MF: Who played on the Elvis sessions?
BP: Buddy Harmon on drums, Bob Moore on bass, Grady Martin and Hank Garland on guitar, and Boots Randolph on sax. D.J. Fontana on drums and Scotty Moore on guitar. That's the basic nucleus.
MF: How much of what we hear was pre-arranged before they got to the studio? Were there charts?
BP: No. A guy named Freddy Bienstock (Porter pronounced it “beanstalk” but I think my spelling is what he had in mind) who ran Hill and Range Publishing Company would come with a stack of demos on record with lead sheets. I'm talking about maybe a foot-and-a half high. I'm not exaggerating. We had a little record player for 78s and Freddy would've already culled some material, and he'd bring this big stack out and he'd go through it, five or six down and he'd pull it out and put it on for Elvis and say “Hey, listen to this.” Elvis would say “I don't like that.” So he'd pick another one.
MF: So at this stage, Elvis was the arbiter. Steve Sholes didn't say, “Now Elvis, wait a second.”

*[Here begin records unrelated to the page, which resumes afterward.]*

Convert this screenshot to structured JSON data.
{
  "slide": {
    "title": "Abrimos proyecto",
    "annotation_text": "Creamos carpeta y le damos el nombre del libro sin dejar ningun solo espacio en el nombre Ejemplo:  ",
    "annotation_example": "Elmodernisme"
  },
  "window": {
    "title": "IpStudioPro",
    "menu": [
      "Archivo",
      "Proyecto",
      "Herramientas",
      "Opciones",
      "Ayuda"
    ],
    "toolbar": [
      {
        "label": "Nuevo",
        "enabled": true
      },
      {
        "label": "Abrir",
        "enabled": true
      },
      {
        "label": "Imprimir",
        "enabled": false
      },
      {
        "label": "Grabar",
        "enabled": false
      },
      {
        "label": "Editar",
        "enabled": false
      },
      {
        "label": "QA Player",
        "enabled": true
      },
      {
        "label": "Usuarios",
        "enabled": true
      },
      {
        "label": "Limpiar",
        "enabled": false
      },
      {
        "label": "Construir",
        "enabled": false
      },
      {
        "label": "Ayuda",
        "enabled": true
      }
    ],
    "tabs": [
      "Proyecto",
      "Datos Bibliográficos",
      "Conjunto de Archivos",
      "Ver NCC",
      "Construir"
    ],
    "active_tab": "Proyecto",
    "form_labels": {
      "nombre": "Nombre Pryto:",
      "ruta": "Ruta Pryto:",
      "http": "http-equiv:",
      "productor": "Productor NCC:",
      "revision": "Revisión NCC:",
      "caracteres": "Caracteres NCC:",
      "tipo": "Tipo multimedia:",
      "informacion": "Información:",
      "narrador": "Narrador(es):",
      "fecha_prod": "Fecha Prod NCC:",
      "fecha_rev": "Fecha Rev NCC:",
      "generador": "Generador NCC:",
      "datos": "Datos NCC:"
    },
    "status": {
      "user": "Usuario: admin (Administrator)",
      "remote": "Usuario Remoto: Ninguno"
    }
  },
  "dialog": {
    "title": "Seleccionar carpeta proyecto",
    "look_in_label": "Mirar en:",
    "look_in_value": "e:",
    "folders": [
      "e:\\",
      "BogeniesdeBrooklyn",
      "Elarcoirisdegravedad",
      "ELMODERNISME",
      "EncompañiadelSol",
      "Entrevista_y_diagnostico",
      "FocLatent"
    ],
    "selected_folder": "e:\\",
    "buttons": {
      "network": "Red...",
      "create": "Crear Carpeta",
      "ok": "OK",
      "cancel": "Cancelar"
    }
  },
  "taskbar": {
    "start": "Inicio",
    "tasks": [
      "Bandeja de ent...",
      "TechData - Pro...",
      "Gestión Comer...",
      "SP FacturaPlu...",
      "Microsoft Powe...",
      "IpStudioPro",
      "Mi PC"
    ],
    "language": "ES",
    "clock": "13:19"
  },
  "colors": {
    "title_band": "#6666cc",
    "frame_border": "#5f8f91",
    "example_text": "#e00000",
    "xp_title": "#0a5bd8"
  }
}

BP: Now wait! Everything was culled to a fine point. It was Elvis's choice, but he didn't have the initial picking. They led him to hear what they wanted him to hear. If he didn't like it, he'd say “No, I don't want to do it.” I found that the ones that imitated him on the demo, he liked them…Then they'd play the record over and over and over again and the musicians would learn the part-and it was all ad-lib-nothing was written down, not even chord sheets.

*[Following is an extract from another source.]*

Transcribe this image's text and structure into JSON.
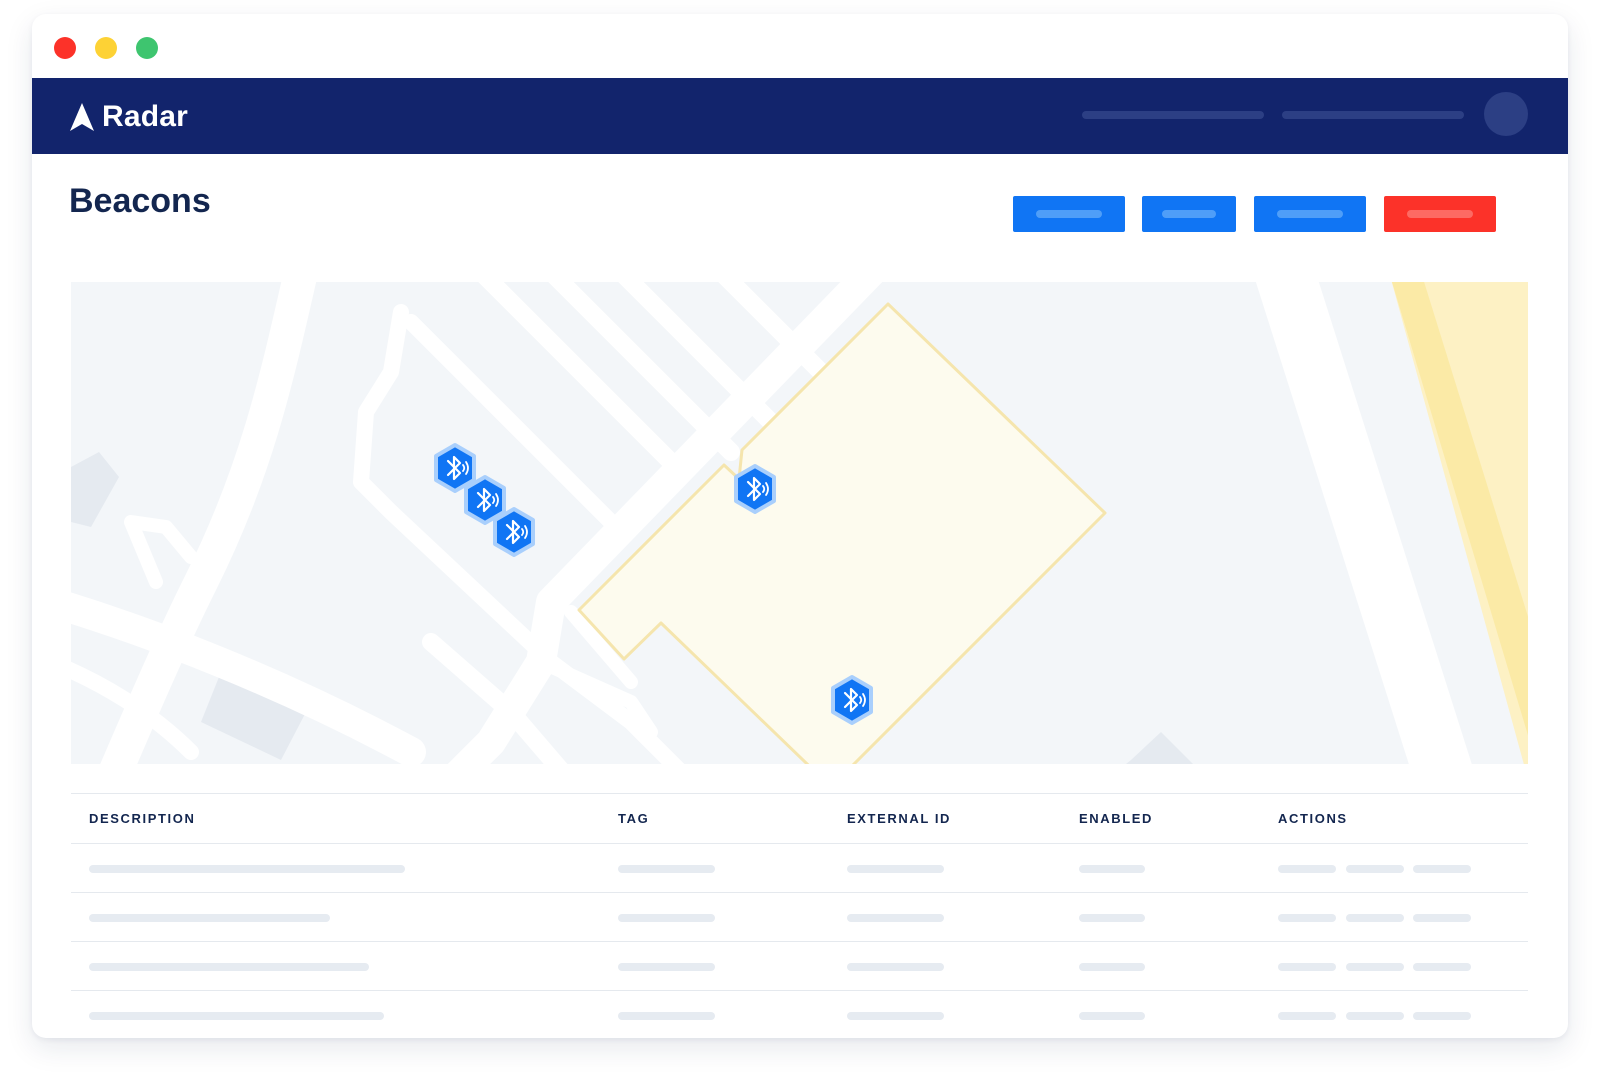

MF: This is all happening while the studio time is booked and the clock is running?
BP: Yup! We start at nine at night and go until seven or eight in the morning and we'd record anywhere from eight to fourteen songs.
MF: (incredulous) Eight to fourteen songs? Finished in one night?
BP: Yes sir, you heard me correctly.
MF: From the point of picking the songs out of the stack, learning the parts and doing the takes, you'd end up with eight to fourteen songs in one all-night session?
MF: You couldn't do that anymore!
BP: Musicians make a difference. If they get their act together quickly, then it's up to the technical staff.
MF: So who was the arranger on all of these things?
BP: There was no arranger! A lot of times they'd copy the demo like it was. But mostly they'd just try stuff.
MF: It sounds like anarchy. I mean, who was producing these sessions?
BP: Not as far as I could tell. Well Steve Sholes produced, using the term loosely. But Freddy Bienstock was in charge of music selection. Sometimes Elvis would hear a lick and pick up a guitar and the musicians would follow him, but there was no one person in charge of every song.
MF: So one of the reasons why all this was so exciting, is because it was fresh. Totally fresh.
BP: Exactly The licks were original from the date-except when they copied the demos, which were darn good sometimes.
MF: Where do you suppose all those demos are today?
BP: Boy, I have no idea.
MF: Those would be absolutely fascinating to hear…When you began to record Elvis he had had a whole recorded history before you got to him. Didn't anybody say to you, “Well Bill, here are Elvis's old recordings and we want to continue the sound where we left off.”
BP: Nobody said boo. I wasn't told what to do, or how to do it.
MF: And you didn't say to yourself, “Well, Bill, I'd better go back and”…
BP: I didn't have time. I'm serious. It was just another session. I was hung up on a quality kick, trying to get some depth into those recordings and it was just another client to do the same darn thing with. You know Elvis had a lot of hits before I came along…but after we left…
end of Part 1